  3. What a waste of time these sites are why oh why do we have 24hour traffic lights at roudabouts? Surely there are sensors in the road surface that cann turn them on and off when traffic levels need it. Take temple meads Hartcliffe and avonmouth what a waste of electricity Come on traffic management take on some proper sites

    • Turning off traffic lights is not without risks, and officers (and I!) were keen to start on sites where the risks and speeds are generally low.

      The major traffic roundabouts have historically been the sites of many accidents, especially for example at Lawrence Hill, where cars come fast off the M32 slip road, and hit slower cars (and bikes) entering the roundabout further round.

      We will continue to investigate possibilities, so keep ideas coming.

  4. I’m not sure how turning off these traffic lights is going to help pedestrians stay safe in the busy centre of Bristol.

    What we need is a pedestrian traffic light ADDED to the set outside the Galleries opposite Castle Park. At the moment you come out of the Galleries and wanting to head off towards Corn Street, say, you have to contend with cars and buses turning in from 2 directions and they seemingly don’t realise that we pedestrians don’t “get a turn”. So, I’d like to ADD some lights to increase pedestrian safety and also the fear of crossing that road at that point.

    • I will ask officers to look at this area.
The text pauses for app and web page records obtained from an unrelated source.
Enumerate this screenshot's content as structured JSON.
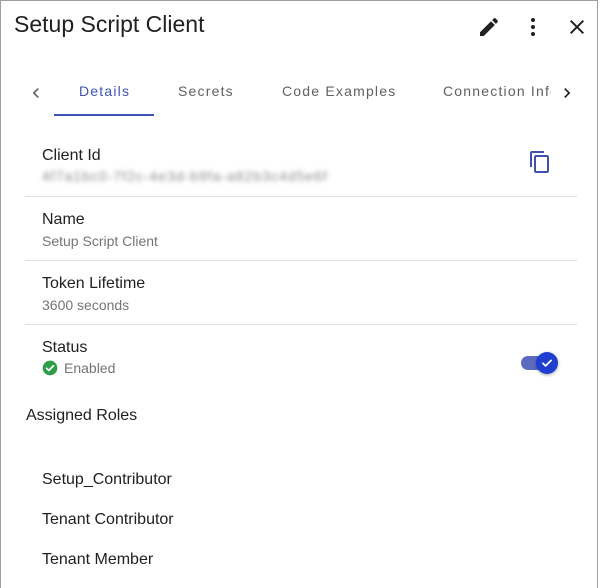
{
  "header": {
    "title": "Setup Script Client",
    "icons": {
      "edit": "edit-icon",
      "more": "more-vert-icon",
      "close": "close-icon"
    }
  },
  "tabs": {
    "items": [
      {
        "label": "Details",
        "active": true
      },
      {
        "label": "Secrets",
        "active": false
      },
      {
        "label": "Code Examples",
        "active": false
      },
      {
        "label": "Connection Info",
        "active": false
      }
    ],
    "prev_icon": "chevron-left-icon",
    "next_icon": "chevron-right-icon"
  },
  "details": {
    "client_id": {
      "label": "Client Id",
      "value": "4f7a1bc0-7f2c-4e3d-b9fa-a82b3c4d5e6f",
      "copy_icon": "copy-icon"
    },
    "name": {
      "label": "Name",
      "value": "Setup Script Client"
    },
    "token_lifetime": {
      "label": "Token Lifetime",
      "value": "3600 seconds"
    },
    "status": {
      "label": "Status",
      "value": "Enabled",
      "enabled": true,
      "status_icon": "check-circle-icon"
    }
  },
  "assigned_roles": {
    "title": "Assigned Roles",
    "items": [
      "Setup_Contributor",
      "Tenant Contributor",
      "Tenant Member"
    ]
  },
  "colors": {
    "accent": "#3f51b5",
    "toggle_thumb": "#1e3fcf",
    "success": "#2e9d4a",
    "divider": "#e0e0e0"
  }
}
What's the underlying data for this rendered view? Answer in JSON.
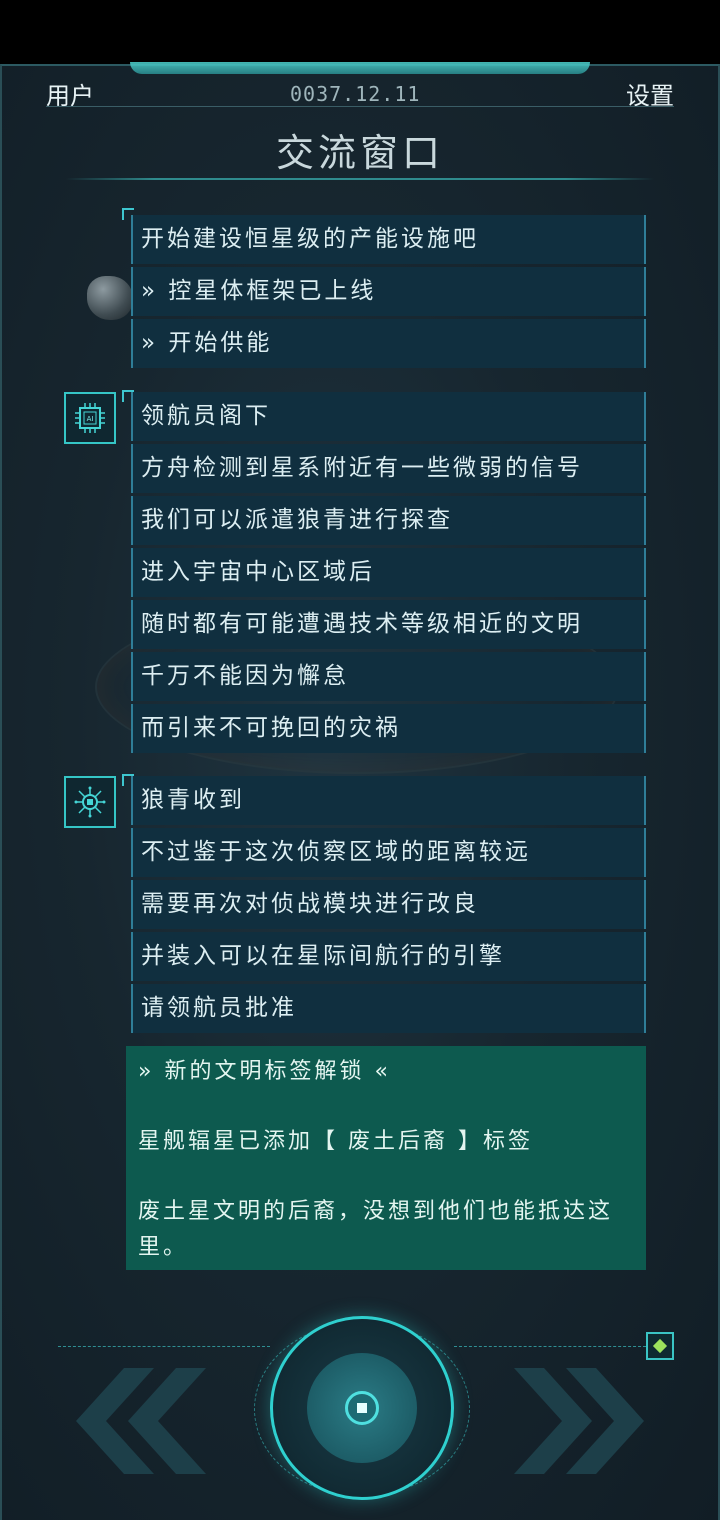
{
  "header": {
    "user_label": "用户",
    "date": "0037.12.11",
    "settings_label": "设置",
    "title": "交流窗口"
  },
  "group1": {
    "messages": [
      "开始建设恒星级的产能设施吧",
      "» 控星体框架已上线",
      "» 开始供能"
    ]
  },
  "group2": {
    "avatar_icon": "ai-chip-icon",
    "avatar_text": "AI",
    "messages": [
      "领航员阁下",
      "方舟检测到星系附近有一些微弱的信号",
      "我们可以派遣狼青进行探查",
      "进入宇宙中心区域后",
      "随时都有可能遭遇技术等级相近的文明",
      "千万不能因为懈怠",
      "而引来不可挽回的灾祸"
    ]
  },
  "group3": {
    "avatar_icon": "circuit-chip-icon",
    "messages": [
      "狼青收到",
      "不过鉴于这次侦察区域的距离较远",
      "需要再次对侦战模块进行改良",
      "并装入可以在星际间航行的引擎",
      "请领航员批准"
    ]
  },
  "notice": {
    "heading": "» 新的文明标签解锁 «",
    "line1": "星舰辐星已添加【 废土后裔 】标签",
    "line2": "废土星文明的后裔，没想到他们也能抵达这里。"
  },
  "controls": {
    "prev_icon": "double-chevron-left-icon",
    "next_icon": "double-chevron-right-icon",
    "main_icon": "stop-square-icon",
    "gem_icon": "diamond-icon"
  },
  "colors": {
    "accent": "#2fd0cf",
    "bubble": "#102f3f",
    "notice": "#0d5a4f"
  }
}
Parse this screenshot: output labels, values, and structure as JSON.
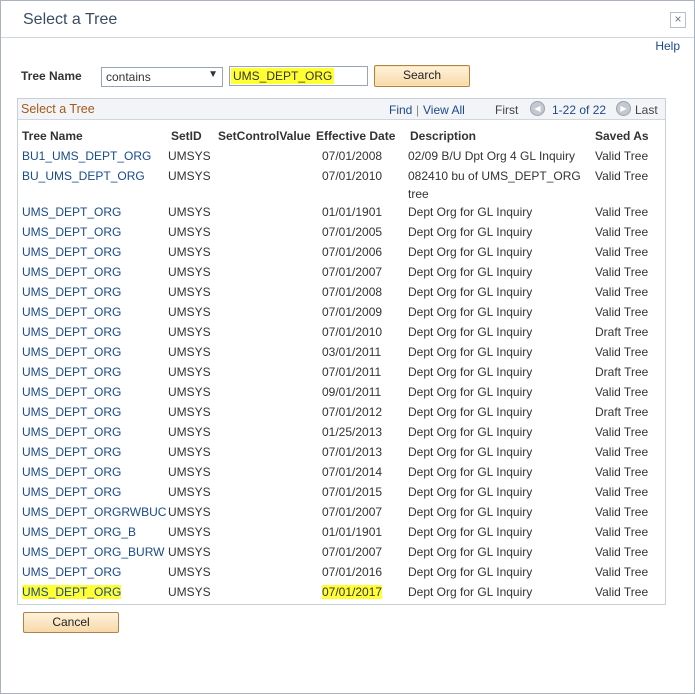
{
  "dialog": {
    "title": "Select a Tree",
    "close_glyph": "×",
    "help_label": "Help"
  },
  "search": {
    "label": "Tree Name",
    "operator": "contains",
    "value": "UMS_DEPT_ORG",
    "button_label": "Search"
  },
  "grid": {
    "title": "Select a Tree",
    "find_label": "Find",
    "separator": "|",
    "view_all_label": "View All",
    "first_label": "First",
    "range_label": "1-22 of 22",
    "last_label": "Last",
    "columns": [
      "Tree Name",
      "SetID",
      "SetControlValue",
      "Effective Date",
      "Description",
      "Saved As"
    ],
    "rows": [
      {
        "tree": "BU1_UMS_DEPT_ORG",
        "setid": "UMSYS",
        "scv": "",
        "date": "07/01/2008",
        "desc": "02/09 B/U Dpt Org 4 GL Inquiry",
        "desc2": "",
        "saved": "Valid Tree"
      },
      {
        "tree": "BU_UMS_DEPT_ORG",
        "setid": "UMSYS",
        "scv": "",
        "date": "07/01/2010",
        "desc": "082410 bu of UMS_DEPT_ORG",
        "desc2": "tree",
        "saved": "Valid Tree"
      },
      {
        "tree": "UMS_DEPT_ORG",
        "setid": "UMSYS",
        "scv": "",
        "date": "01/01/1901",
        "desc": "Dept Org for GL Inquiry",
        "desc2": "",
        "saved": "Valid Tree"
      },
      {
        "tree": "UMS_DEPT_ORG",
        "setid": "UMSYS",
        "scv": "",
        "date": "07/01/2005",
        "desc": "Dept Org for GL Inquiry",
        "desc2": "",
        "saved": "Valid Tree"
      },
      {
        "tree": "UMS_DEPT_ORG",
        "setid": "UMSYS",
        "scv": "",
        "date": "07/01/2006",
        "desc": "Dept Org for GL Inquiry",
        "desc2": "",
        "saved": "Valid Tree"
      },
      {
        "tree": "UMS_DEPT_ORG",
        "setid": "UMSYS",
        "scv": "",
        "date": "07/01/2007",
        "desc": "Dept Org for GL Inquiry",
        "desc2": "",
        "saved": "Valid Tree"
      },
      {
        "tree": "UMS_DEPT_ORG",
        "setid": "UMSYS",
        "scv": "",
        "date": "07/01/2008",
        "desc": "Dept Org for GL Inquiry",
        "desc2": "",
        "saved": "Valid Tree"
      },
      {
        "tree": "UMS_DEPT_ORG",
        "setid": "UMSYS",
        "scv": "",
        "date": "07/01/2009",
        "desc": "Dept Org for GL Inquiry",
        "desc2": "",
        "saved": "Valid Tree"
      },
      {
        "tree": "UMS_DEPT_ORG",
        "setid": "UMSYS",
        "scv": "",
        "date": "07/01/2010",
        "desc": "Dept Org for GL Inquiry",
        "desc2": "",
        "saved": "Draft Tree"
      },
      {
        "tree": "UMS_DEPT_ORG",
        "setid": "UMSYS",
        "scv": "",
        "date": "03/01/2011",
        "desc": "Dept Org for GL Inquiry",
        "desc2": "",
        "saved": "Valid Tree"
      },
      {
        "tree": "UMS_DEPT_ORG",
        "setid": "UMSYS",
        "scv": "",
        "date": "07/01/2011",
        "desc": "Dept Org for GL Inquiry",
        "desc2": "",
        "saved": "Draft Tree"
      },
      {
        "tree": "UMS_DEPT_ORG",
        "setid": "UMSYS",
        "scv": "",
        "date": "09/01/2011",
        "desc": "Dept Org for GL Inquiry",
        "desc2": "",
        "saved": "Valid Tree"
      },
      {
        "tree": "UMS_DEPT_ORG",
        "setid": "UMSYS",
        "scv": "",
        "date": "07/01/2012",
        "desc": "Dept Org for GL Inquiry",
        "desc2": "",
        "saved": "Draft Tree"
      },
      {
        "tree": "UMS_DEPT_ORG",
        "setid": "UMSYS",
        "scv": "",
        "date": "01/25/2013",
        "desc": "Dept Org for GL Inquiry",
        "desc2": "",
        "saved": "Valid Tree"
      },
      {
        "tree": "UMS_DEPT_ORG",
        "setid": "UMSYS",
        "scv": "",
        "date": "07/01/2013",
        "desc": "Dept Org for GL Inquiry",
        "desc2": "",
        "saved": "Valid Tree"
      },
      {
        "tree": "UMS_DEPT_ORG",
        "setid": "UMSYS",
        "scv": "",
        "date": "07/01/2014",
        "desc": "Dept Org for GL Inquiry",
        "desc2": "",
        "saved": "Valid Tree"
      },
      {
        "tree": "UMS_DEPT_ORG",
        "setid": "UMSYS",
        "scv": "",
        "date": "07/01/2015",
        "desc": "Dept Org for GL Inquiry",
        "desc2": "",
        "saved": "Valid Tree"
      },
      {
        "tree": "UMS_DEPT_ORGRWBUC",
        "setid": "UMSYS",
        "scv": "",
        "date": "07/01/2007",
        "desc": "Dept Org for GL Inquiry",
        "desc2": "",
        "saved": "Valid Tree"
      },
      {
        "tree": "UMS_DEPT_ORG_B",
        "setid": "UMSYS",
        "scv": "",
        "date": "01/01/1901",
        "desc": "Dept Org for GL Inquiry",
        "desc2": "",
        "saved": "Valid Tree"
      },
      {
        "tree": "UMS_DEPT_ORG_BURW",
        "setid": "UMSYS",
        "scv": "",
        "date": "07/01/2007",
        "desc": "Dept Org for GL Inquiry",
        "desc2": "",
        "saved": "Valid Tree"
      },
      {
        "tree": "UMS_DEPT_ORG",
        "setid": "UMSYS",
        "scv": "",
        "date": "07/01/2016",
        "desc": "Dept Org for GL Inquiry",
        "desc2": "",
        "saved": "Valid Tree"
      },
      {
        "tree": "UMS_DEPT_ORG",
        "setid": "UMSYS",
        "scv": "",
        "date": "07/01/2017",
        "desc": "Dept Org for GL Inquiry",
        "desc2": "",
        "saved": "Valid Tree",
        "highlight": true
      }
    ]
  },
  "footer": {
    "cancel_label": "Cancel"
  },
  "colors": {
    "link": "#1a4a8a",
    "highlight": "#ffff33",
    "grid_title": "#a25a1a"
  }
}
Of course, if drivers gave priority to pedestrians (as required in the Highway Code) and approached that turning at a low speed, then everyone could “filter in turn” and no lights would be needed there.

      I know that I am an optimist, but if any city can change the way we use our roads to help walking and cycling, then Bristol can.
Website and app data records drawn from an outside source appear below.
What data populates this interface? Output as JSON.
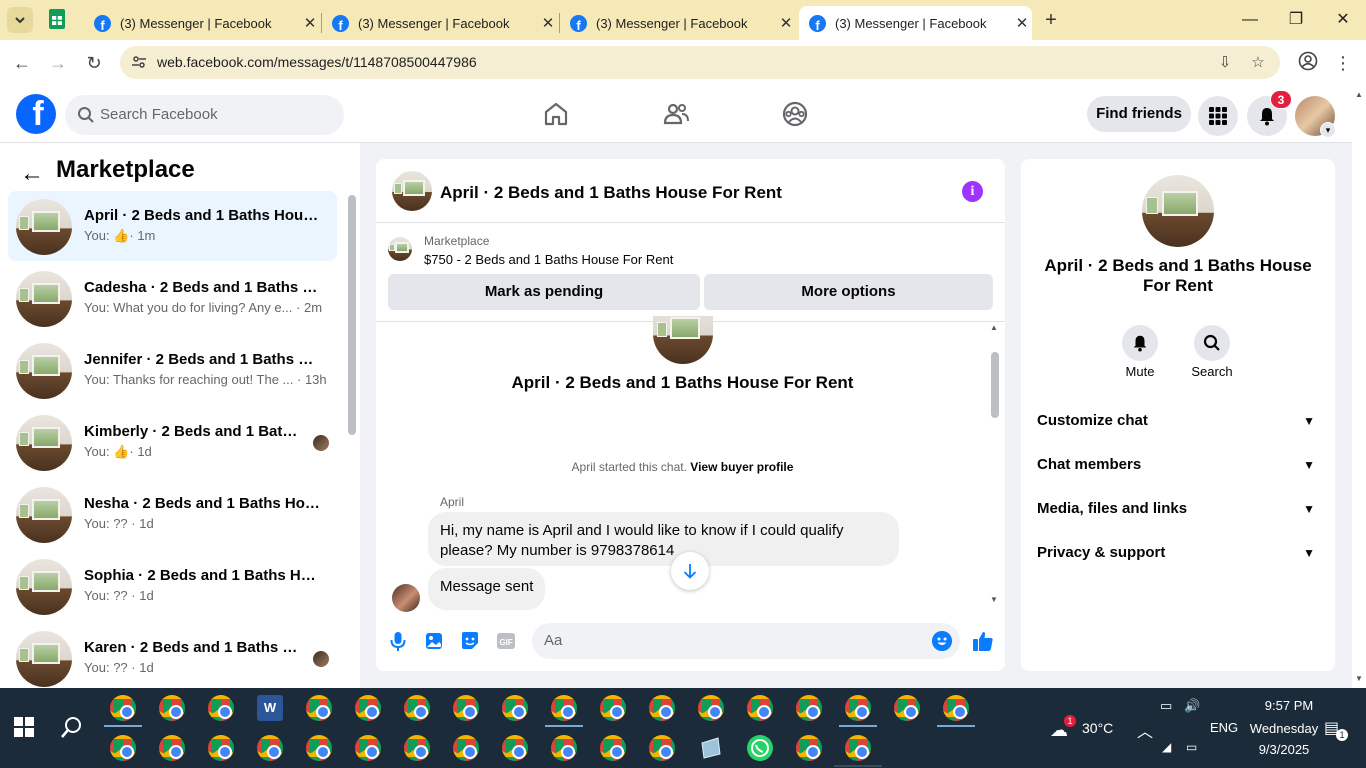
{
  "browser": {
    "tabs": [
      {
        "title": "(3) Messenger | Facebook"
      },
      {
        "title": "(3) Messenger | Facebook"
      },
      {
        "title": "(3) Messenger | Facebook"
      },
      {
        "title": "(3) Messenger | Facebook",
        "active": true
      }
    ],
    "url": "web.facebook.com/messages/t/1148708500447986"
  },
  "fb": {
    "search_placeholder": "Search Facebook",
    "find_friends": "Find friends",
    "notification_count": "3"
  },
  "sidebar": {
    "title": "Marketplace",
    "conversations": [
      {
        "name": "April · 2 Beds and 1 Baths House...",
        "prefix": "You:",
        "preview": "",
        "time": "· 1m",
        "like": true,
        "selected": true
      },
      {
        "name": "Cadesha · 2 Beds and 1 Baths Ho...",
        "prefix": "You:",
        "preview": "What you do for living? Any e...",
        "time": "· 2m"
      },
      {
        "name": "Jennifer · 2 Beds and 1 Baths Ho...",
        "prefix": "You:",
        "preview": "Thanks for reaching out! The ...",
        "time": "· 13h"
      },
      {
        "name": "Kimberly · 2 Beds and 1 Baths ...",
        "prefix": "You:",
        "preview": "",
        "time": "· 1d",
        "like": true,
        "avatar": true
      },
      {
        "name": "Nesha · 2 Beds and 1 Baths Hous...",
        "prefix": "You:",
        "preview": "??",
        "time": "· 1d"
      },
      {
        "name": "Sophia · 2 Beds and 1 Baths Hou...",
        "prefix": "You:",
        "preview": "??",
        "time": "· 1d"
      },
      {
        "name": "Karen · 2 Beds and 1 Baths Ho...",
        "prefix": "You:",
        "preview": "??",
        "time": "· 1d",
        "avatar": true
      }
    ]
  },
  "chat": {
    "title": "April · 2 Beds and 1 Baths House For Rent",
    "marketplace_label": "Marketplace",
    "listing": "$750 - 2 Beds and 1 Baths House For Rent",
    "mark_pending": "Mark as pending",
    "more_options": "More options",
    "center_title": "April · 2 Beds and 1 Baths House For Rent",
    "started_text": "April started this chat.",
    "view_buyer": "View buyer profile",
    "sender": "April",
    "message1": "Hi, my name is April and I would like to know if I could qualify please? My number is 9798378614",
    "message2": "Message sent",
    "composer_placeholder": "Aa"
  },
  "info_panel": {
    "title": "April · 2 Beds and 1 Baths House For Rent",
    "mute": "Mute",
    "search": "Search",
    "sections": [
      "Customize chat",
      "Chat members",
      "Media, files and links",
      "Privacy & support"
    ]
  },
  "taskbar": {
    "temperature": "30°C",
    "language": "ENG",
    "time": "9:57 PM",
    "day": "Wednesday",
    "date": "9/3/2025",
    "weather_badge": "1",
    "notif_badge": "1"
  },
  "colors": {
    "fb_blue": "#0866ff",
    "messenger_blue": "#0a7cff",
    "selected_row": "#ebf5ff",
    "info_purple": "#a033ff",
    "chrome_tabstrip": "#f5e9b8"
  }
}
  5. It’s sad to see that BCC seems to be caving in under pressure from the local pro-car tabloid media. I don’t think that turning off lights will improve matters. It increases the risk of a collision between a car and bus coming in the bus lane from Nelson St (including those drivers who take a short cut through here by tailgating buses). At heavy times, it’ll simply extend the jam about 100 yards to the next set of lights.

    The problem is too many cars in a finite space. Traffic lights function like valves, regulating the flow. They don’t create congestion – the desire of everyone to drive does. Thus the system is overloaded. Getting rid of lights might increase congestion if everyone thinks that traffic flow has improved and would use a car rather than the bus etc.

    I see that the other ‘experiment’ at the start of the Horsefair is a failure. Most drivers and motorcyclists simply ignore the no cars/motorbike signs.

  6. These are pretty good places to get rid of the lights. Broad Quay/Prince Street really doesn’t need them – it’s usually easy to cross here without waiting for the lights and often cars/buses end up stationary for no reason. Union Street will be more interesting as an experiment because this is a slow moving but very busy road and there are lots of pedestrians around.

Comments are closed.